▶ To do:
Quote all of the data that follows exactly as written, skipping the images.

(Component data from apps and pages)
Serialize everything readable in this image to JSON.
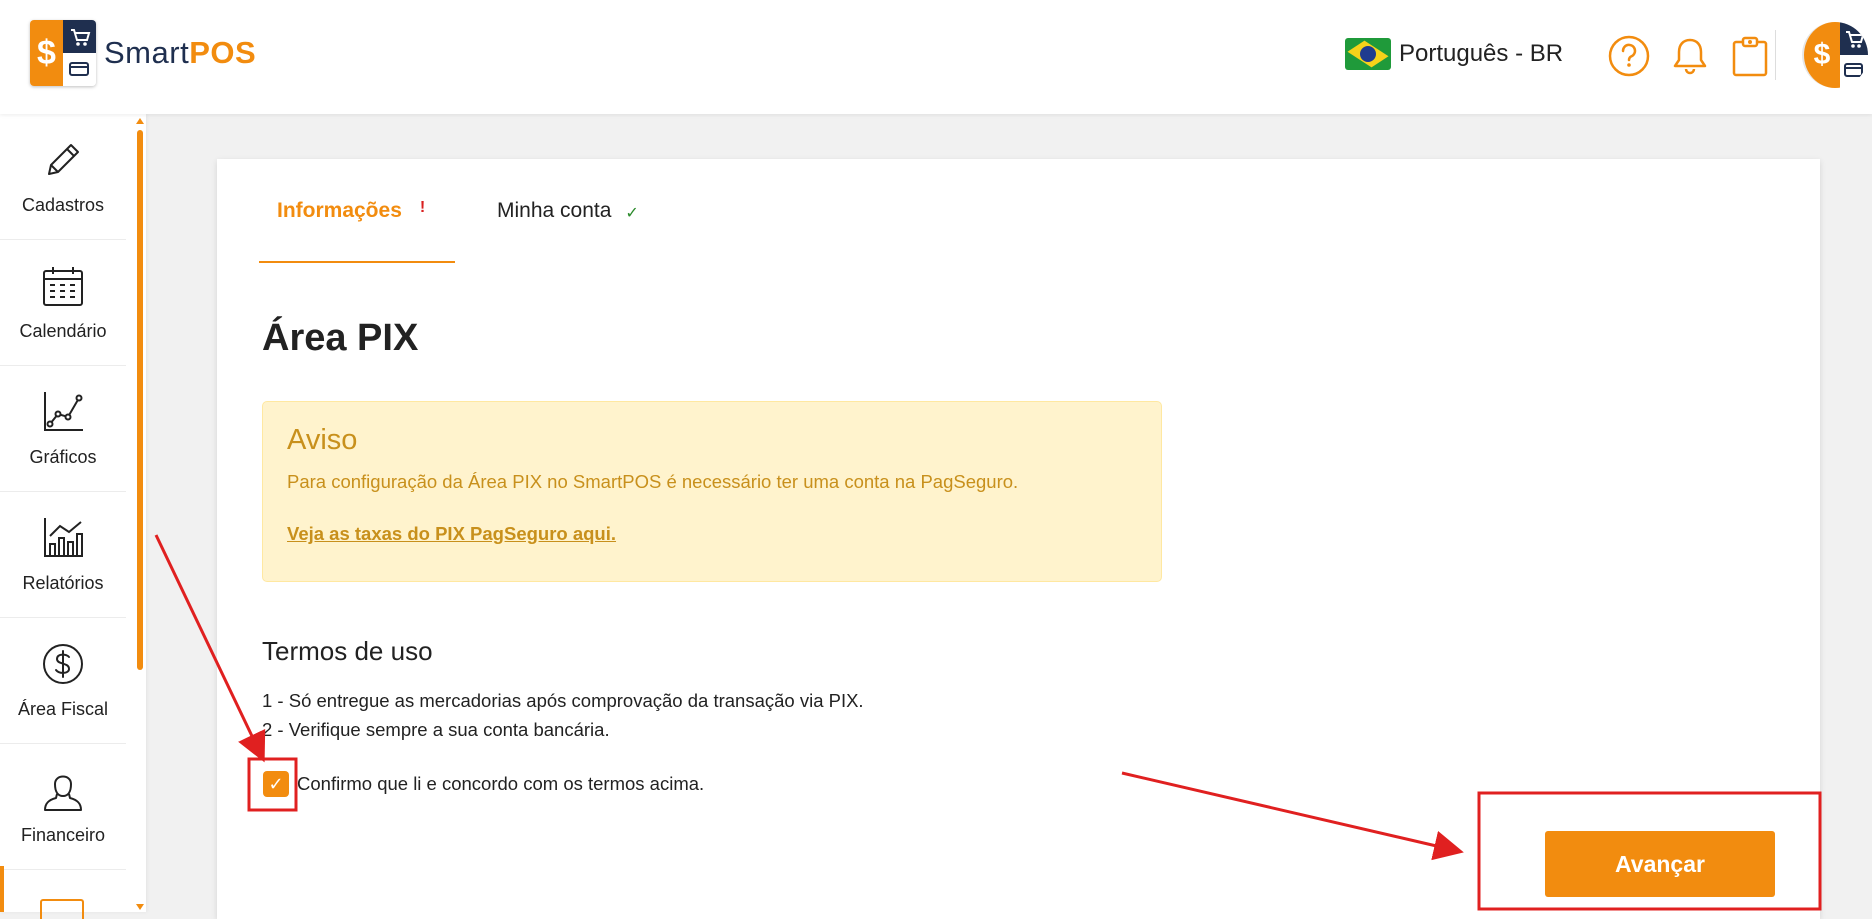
{
  "header": {
    "logo_text_plain": "Smart",
    "logo_text_bold": "POS",
    "language": "Português - BR",
    "icons": [
      "help-icon",
      "bell-icon",
      "clipboard-icon"
    ]
  },
  "sidebar": {
    "items": [
      {
        "label": "Cadastros",
        "icon": "pencil-icon"
      },
      {
        "label": "Calendário",
        "icon": "calendar-icon"
      },
      {
        "label": "Gráficos",
        "icon": "line-chart-icon"
      },
      {
        "label": "Relatórios",
        "icon": "bar-chart-icon"
      },
      {
        "label": "Área Fiscal",
        "icon": "dollar-icon"
      },
      {
        "label": "Financeiro",
        "icon": "user-icon"
      }
    ]
  },
  "tabs": [
    {
      "label": "Informações",
      "status": "!"
    },
    {
      "label": "Minha conta",
      "status": "✓"
    }
  ],
  "page": {
    "title": "Área PIX",
    "alert": {
      "title": "Aviso",
      "text": "Para configuração da Área PIX no SmartPOS é necessário ter uma conta na PagSeguro.",
      "link": "Veja as taxas do PIX PagSeguro aqui."
    },
    "terms": {
      "title": "Termos de uso",
      "lines": [
        "1 - Só entregue as mercadorias após comprovação da transação via PIX.",
        "2 - Verifique sempre a sua conta bancária."
      ],
      "confirm_label": "Confirmo que li e concordo com os termos acima.",
      "confirm_checked": true
    },
    "advance_label": "Avançar"
  },
  "colors": {
    "accent": "#f28c0f",
    "navy": "#1f2f4f",
    "alert_bg": "#fff3cd",
    "alert_text": "#c8901c",
    "annotation": "#e02020"
  }
}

▶ Solution to the exercise:
Serialize everything readable in this image to JSON.
{
  "header": {
    "logo_text_plain": "Smart",
    "logo_text_bold": "POS",
    "language": "Português - BR",
    "icons": [
      "help-icon",
      "bell-icon",
      "clipboard-icon"
    ]
  },
  "sidebar": {
    "items": [
      {
        "label": "Cadastros",
        "icon": "pencil-icon"
      },
      {
        "label": "Calendário",
        "icon": "calendar-icon"
      },
      {
        "label": "Gráficos",
        "icon": "line-chart-icon"
      },
      {
        "label": "Relatórios",
        "icon": "bar-chart-icon"
      },
      {
        "label": "Área Fiscal",
        "icon": "dollar-icon"
      },
      {
        "label": "Financeiro",
        "icon": "user-icon"
      }
    ]
  },
  "tabs": [
    {
      "label": "Informações",
      "status": "!"
    },
    {
      "label": "Minha conta",
      "status": "✓"
    }
  ],
  "page": {
    "title": "Área PIX",
    "alert": {
      "title": "Aviso",
      "text": "Para configuração da Área PIX no SmartPOS é necessário ter uma conta na PagSeguro.",
      "link": "Veja as taxas do PIX PagSeguro aqui."
    },
    "terms": {
      "title": "Termos de uso",
      "lines": [
        "1 - Só entregue as mercadorias após comprovação da transação via PIX.",
        "2 - Verifique sempre a sua conta bancária."
      ],
      "confirm_label": "Confirmo que li e concordo com os termos acima.",
      "confirm_checked": true
    },
    "advance_label": "Avançar"
  },
  "colors": {
    "accent": "#f28c0f",
    "navy": "#1f2f4f",
    "alert_bg": "#fff3cd",
    "alert_text": "#c8901c",
    "annotation": "#e02020"
  }
}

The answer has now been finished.